Deaf People and MRT
A little over a week ago, I was invited together with one of the deaf trainors of our college for the deaf and my deaf idol Moises Libot, by the HR Personnel of the Manila Light Rail Transit Corporation (MRT) as one of their resource speakers. We lectured about the needs and concerns of deaf and hard-of-hearing people in accessing the mass transport system, specifically, using the MRT system.
This awareness project was part of the series of Sensitivity Seminar for Persons With Disabilities conducted by the National Council on Disability Affairs (NCDA) in partnership with other disabled peoples organization. Aside from me and Moises, other teams were assigned to speak about the needs of those with visual impairments, psycho-social disabilities and mobility impairments. So far this year, we already conducted these seminars in various government agencies like the Department of Trade and Industry, Technical Education and Skills Development Authority and the Department of Science and Technology. We also had these trainings in private firms such as Cebu Pacific Airlines and HSBC.
At first, I did not want to participate because I don’t want to add more tomatoes thrown on the faces of those who manage this part-government part-private company due to their sheer inefficiency and blatant incompetence. Aside from that, deaf and HOH don’t have any mobility issues. They just want to be left alone and free to travel wherever they go.
But then, I believe that it’s about time for the government to be aware that among those with physical disabilities, it is the deaf and hard-of-hearing people who use these mass transport system very often.
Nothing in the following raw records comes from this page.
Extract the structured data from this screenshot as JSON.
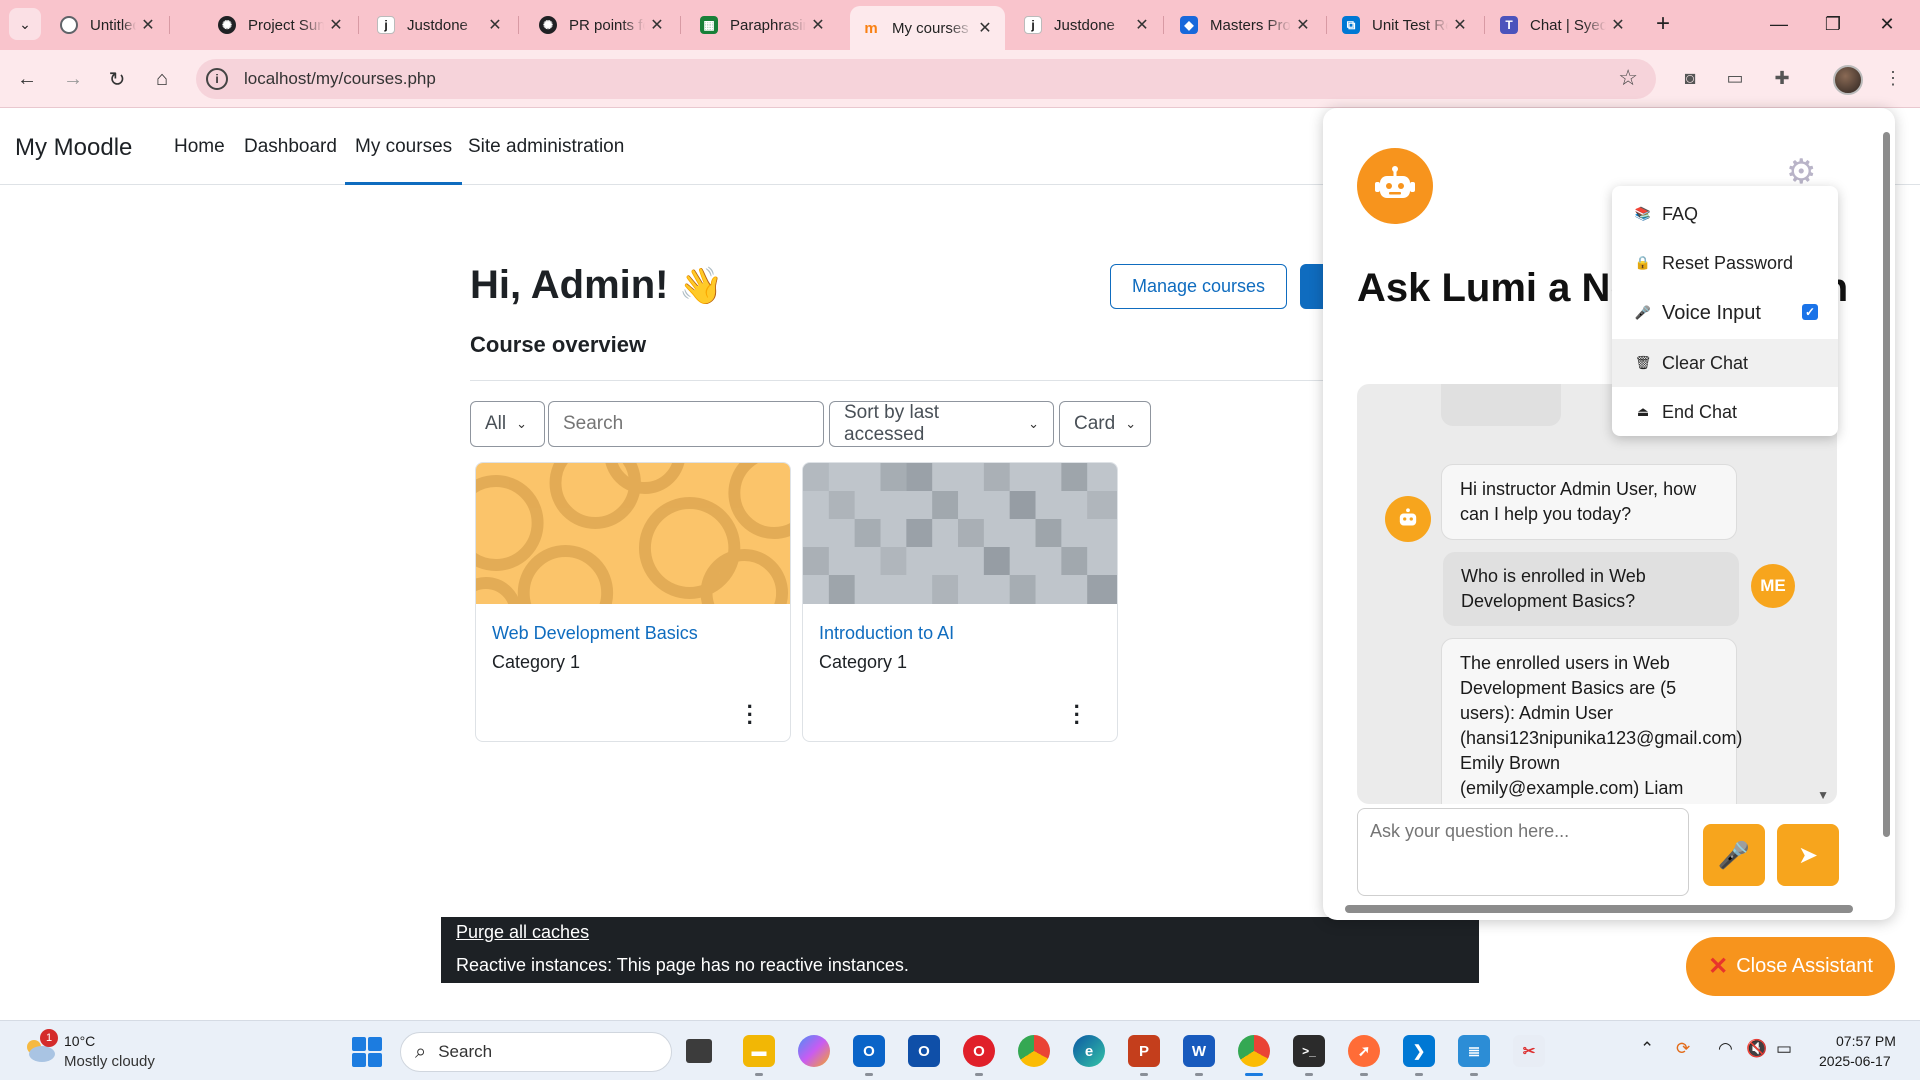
{
  "browser": {
    "tabs": [
      {
        "title": "Untitled",
        "icon": "globe-icon",
        "color": "#5f6368"
      },
      {
        "title": "Project Summary",
        "icon": "chatgpt-icon",
        "color": "#202124"
      },
      {
        "title": "Justdone",
        "icon": "justdone-icon",
        "color": "#ffffff"
      },
      {
        "title": "PR points for",
        "icon": "chatgpt-icon",
        "color": "#202124"
      },
      {
        "title": "Paraphrasing",
        "icon": "sheets-icon",
        "color": "#188038"
      },
      {
        "title": "My courses",
        "icon": "moodle-icon",
        "color": "#f98012"
      },
      {
        "title": "Justdone",
        "icon": "justdone-icon",
        "color": "#ffffff"
      },
      {
        "title": "Masters Project",
        "icon": "jira-icon",
        "color": "#1868db"
      },
      {
        "title": "Unit Test Results",
        "icon": "azure-devops-icon",
        "color": "#0078d4"
      },
      {
        "title": "Chat | Syed",
        "icon": "teams-icon",
        "color": "#4b53bc"
      }
    ],
    "active_tab_index": 5,
    "new_tab_label": "+",
    "url": "localhost/my/courses.php",
    "theme_color": "#f9c4cc"
  },
  "moodle": {
    "brand": "My Moodle",
    "nav": [
      {
        "label": "Home",
        "active": false
      },
      {
        "label": "Dashboard",
        "active": false
      },
      {
        "label": "My courses",
        "active": true
      },
      {
        "label": "Site administration",
        "active": false
      }
    ],
    "greeting": "Hi, Admin!",
    "greeting_emoji": "👋",
    "manage_courses_label": "Manage courses",
    "section_title": "Course overview",
    "filter_label": "All",
    "search_placeholder": "Search",
    "sort_label": "Sort by last accessed",
    "view_label": "Card",
    "courses": [
      {
        "title": "Web Development Basics",
        "category": "Category 1"
      },
      {
        "title": "Introduction to AI",
        "category": "Category 1"
      }
    ],
    "debug": {
      "purge_label": "Purge all caches",
      "reactive_text": "Reactive instances: This page has no reactive instances."
    },
    "accent_color": "#0f6cbf"
  },
  "chatbot": {
    "heading": "Ask Lumi a New Question",
    "menu": [
      {
        "label": "FAQ",
        "icon": "books-icon"
      },
      {
        "label": "Reset Password",
        "icon": "lock-icon"
      },
      {
        "label": "Voice Input",
        "icon": "microphone-icon",
        "checked": true
      },
      {
        "label": "Clear Chat",
        "icon": "trash-icon"
      },
      {
        "label": "End Chat",
        "icon": "exit-icon"
      }
    ],
    "messages": [
      {
        "sender": "bot",
        "text": "Hi instructor Admin User, how can I help you today?"
      },
      {
        "sender": "me",
        "text": "Who is enrolled in Web Development Basics?"
      },
      {
        "sender": "bot",
        "text": "The enrolled users in Web Development Basics are (5 users): Admin User (hansi123nipunika123@gmail.com) Emily Brown (emily@example.com) Liam"
      }
    ],
    "me_avatar_label": "ME",
    "input_placeholder": "Ask your question here...",
    "close_label": "Close Assistant",
    "accent_color": "#f7941d"
  },
  "taskbar": {
    "weather_temp": "10°C",
    "weather_desc": "Mostly cloudy",
    "weather_badge": "1",
    "search_placeholder": "Search",
    "time": "07:57 PM",
    "date": "2025-06-17"
  }
}
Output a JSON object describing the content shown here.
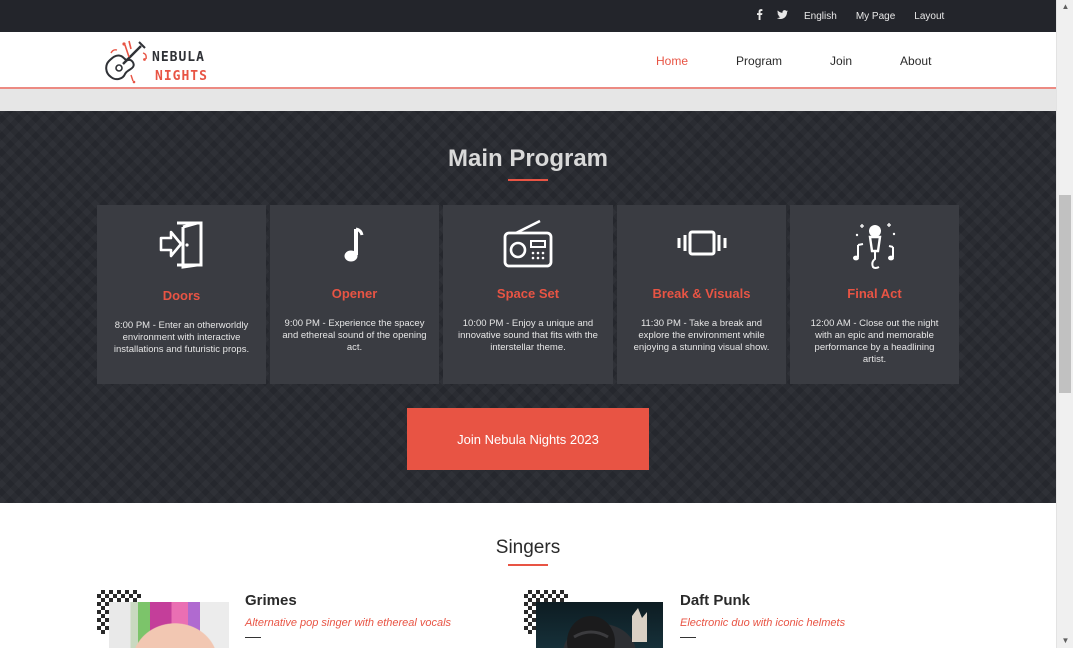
{
  "topbar": {
    "social_icons": [
      "facebook-icon",
      "twitter-icon"
    ],
    "links": [
      "English",
      "My Page",
      "Layout"
    ]
  },
  "brand": {
    "line1": "NEBULA",
    "line2": "NIGHTS",
    "accent": "#e85444"
  },
  "nav": {
    "items": [
      "Home",
      "Program",
      "Join",
      "About"
    ],
    "active": "Home"
  },
  "program": {
    "title": "Main Program",
    "cards": [
      {
        "icon": "door-enter-icon",
        "title": "Doors",
        "desc": "8:00 PM - Enter an otherworldly environment with interactive installations and futuristic props."
      },
      {
        "icon": "music-note-icon",
        "title": "Opener",
        "desc": "9:00 PM - Experience the spacey and ethereal sound of the opening act."
      },
      {
        "icon": "radio-icon",
        "title": "Space Set",
        "desc": "10:00 PM - Enjoy a unique and innovative sound that fits with the interstellar theme."
      },
      {
        "icon": "vibrate-icon",
        "title": "Break & Visuals",
        "desc": "11:30 PM - Take a break and explore the environment while enjoying a stunning visual show."
      },
      {
        "icon": "microphone-icon",
        "title": "Final Act",
        "desc": "12:00 AM - Close out the night with an epic and memorable performance by a headlining artist."
      }
    ],
    "cta": "Join Nebula Nights 2023"
  },
  "singers": {
    "title": "Singers",
    "items": [
      {
        "name": "Grimes",
        "desc": "Alternative pop singer with ethereal vocals"
      },
      {
        "name": "Daft Punk",
        "desc": "Electronic duo with iconic helmets"
      }
    ]
  }
}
They also fall in line to buy tickets, brave the harsh weather and sea of people in order to commute from home to work. And they are the group of people who do not need any major physical modifications in the system in order to access the service. And since they are one of those who suffer together with the rest of the commuting public, the management might perceive them as “one of those that can be ignored.”
The seminar was held in three batches. I had a prior commitment on the first day so I joined in the last two batches. The audience were a mix of HR Personnel, front-end service personnel like ticketing officials, crowd control and security personnel.
First I explained to them about the nature of deaf people by giving them a quick guess on who they believe are persons who cannot hear from the photo I showed to them. As expected, majority of them made wild guesses which made them realize that deafness is a hidden disability. They cannot just pinpoint a deaf person from a crowd, unless, they made sign language gestures or show their PWD IDs.
I then explained to them about what-not-to-do in dealing with deaf people. I also gave them the politically correct terms in addressing the person and the community. And finally, the one they are excited about, we taught them about fingerspelling using Filipino Sign Language as well as a few polite expressions.
I enumerated to them about the problems deaf people encounter in riding the MRT. These are:
- MRT/LRT Personnel cannot distinguish a deaf passenger from a hearing one;
- Difficulty COMMUNICATING with staff behind ticketing glass screens (lip reading on dirty, stained or poorly lit glass screens);
- Difficulty understanding signages, written information, ticket price displays and announcements on station stops;
- Lacking visual alarms for emergency and door closures
In the Philippines, Persons With Disabilities, pregnant women, children accompanied by their parents and senior citizens are given priority seats in these mass transport systems. So the deaf people are allowed to use the first train cabin reserved for these groups. However, they are usually not given priority in falling in line since, as one of the problems I mentioned, security personnel are having difficulty knowing deaf people from among the sea of commuters.
However, based on their reaction and comments, the rest of the problems can be solved and categorized as a “reasonable accommodation”. They promised that they would look into it by giving recommendations to the proper decision makers. Let’s just keep our fingers crossed that they would do what they promised.
In behalf of MCCID and the deaf community, we are truly grateful to Metro Rail Transport Corporation for conducting this worthwhile activity. 🙂